* _Exercise aim_: Spot each line in the data below containing "iacute" and copy it.

* _Material shown_:
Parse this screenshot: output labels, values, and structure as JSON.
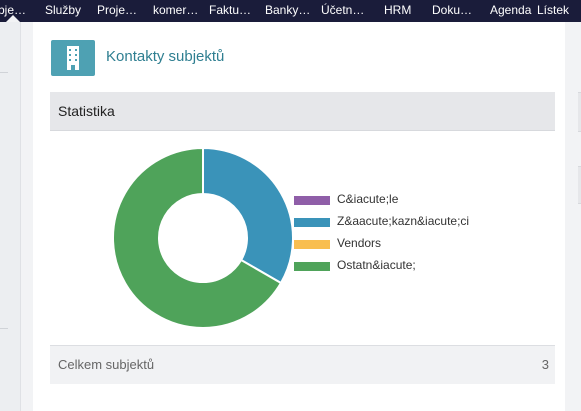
{
  "nav": {
    "items": [
      "bje…",
      "Služby",
      "Proje…",
      "komer…",
      "Faktu…",
      "Banky…",
      "Účetn…",
      "HRM",
      "Doku…",
      "Agenda",
      "Lístek"
    ]
  },
  "panel": {
    "title": "Kontakty subjektů",
    "icon": "building-icon",
    "stats": {
      "title": "Statistika",
      "total_label": "Celkem subjektů",
      "total_value": "3"
    }
  },
  "colors": {
    "nav_bg": "#1a1c3a",
    "accent": "#2f7f91",
    "icon_bg": "#4ea1b3"
  },
  "chart_data": {
    "type": "pie",
    "donut": true,
    "categories": [
      "C&iacute;le",
      "Z&aacute;kazn&iacute;ci",
      "Vendors",
      "Ostatn&iacute;"
    ],
    "values": [
      0,
      1,
      0,
      2
    ],
    "colors": [
      "#8f5ea8",
      "#3a93b9",
      "#f9be4f",
      "#4fa35a"
    ],
    "legend_position": "right"
  }
}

* _Written response_:
      "C&iacute;le",
      "Z&aacute;kazn&iacute;ci",
      "Ostatn&iacute;"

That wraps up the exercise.